■ **WHAT YOU WILL DO**
Present the following data again exactly as it is shown.

■ **EXERCISE INPUT**

####################

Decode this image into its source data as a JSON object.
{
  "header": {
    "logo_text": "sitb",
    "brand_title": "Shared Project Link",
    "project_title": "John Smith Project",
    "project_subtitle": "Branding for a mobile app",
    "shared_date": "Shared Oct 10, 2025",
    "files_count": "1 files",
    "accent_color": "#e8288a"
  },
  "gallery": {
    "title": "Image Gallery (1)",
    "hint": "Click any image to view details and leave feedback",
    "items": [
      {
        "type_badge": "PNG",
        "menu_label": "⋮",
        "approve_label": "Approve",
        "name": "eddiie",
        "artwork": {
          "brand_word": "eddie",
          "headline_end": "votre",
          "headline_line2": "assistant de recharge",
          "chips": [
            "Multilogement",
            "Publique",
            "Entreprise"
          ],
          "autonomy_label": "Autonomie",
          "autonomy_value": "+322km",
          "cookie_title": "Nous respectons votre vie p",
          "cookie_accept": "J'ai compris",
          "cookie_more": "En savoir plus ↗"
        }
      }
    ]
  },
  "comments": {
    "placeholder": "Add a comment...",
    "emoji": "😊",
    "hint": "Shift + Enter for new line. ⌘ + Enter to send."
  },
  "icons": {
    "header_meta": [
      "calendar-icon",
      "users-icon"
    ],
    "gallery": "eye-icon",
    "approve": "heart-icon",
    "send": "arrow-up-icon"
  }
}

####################

■ **EXERCISE ANSWER**
Decode this image into its source data as a JSON object.
{
  "header": {
    "logo_text": "sitb",
    "brand_title": "Shared Project Link",
    "project_title": "John Smith Project",
    "project_subtitle": "Branding for a mobile app",
    "shared_date": "Shared Oct 10, 2025",
    "files_count": "1 files",
    "accent_color": "#e8288a"
  },
  "gallery": {
    "title": "Image Gallery (1)",
    "hint": "Click any image to view details and leave feedback",
    "items": [
      {
        "type_badge": "PNG",
        "menu_label": "⋮",
        "approve_label": "Approve",
        "name": "eddiie",
        "artwork": {
          "brand_word": "eddie",
          "headline_end": "votre",
          "headline_line2": "assistant de recharge",
          "chips": [
            "Multilogement",
            "Publique",
            "Entreprise"
          ],
          "autonomy_label": "Autonomie",
          "autonomy_value": "+322km",
          "cookie_title": "Nous respectons votre vie p",
          "cookie_accept": "J'ai compris",
          "cookie_more": "En savoir plus ↗"
        }
      }
    ]
  },
  "comments": {
    "placeholder": "Add a comment...",
    "emoji": "😊",
    "hint": "Shift + Enter for new line. ⌘ + Enter to send."
  },
  "icons": {
    "header_meta": [
      "calendar-icon",
      "users-icon"
    ],
    "gallery": "eye-icon",
    "approve": "heart-icon",
    "send": "arrow-up-icon"
  }
}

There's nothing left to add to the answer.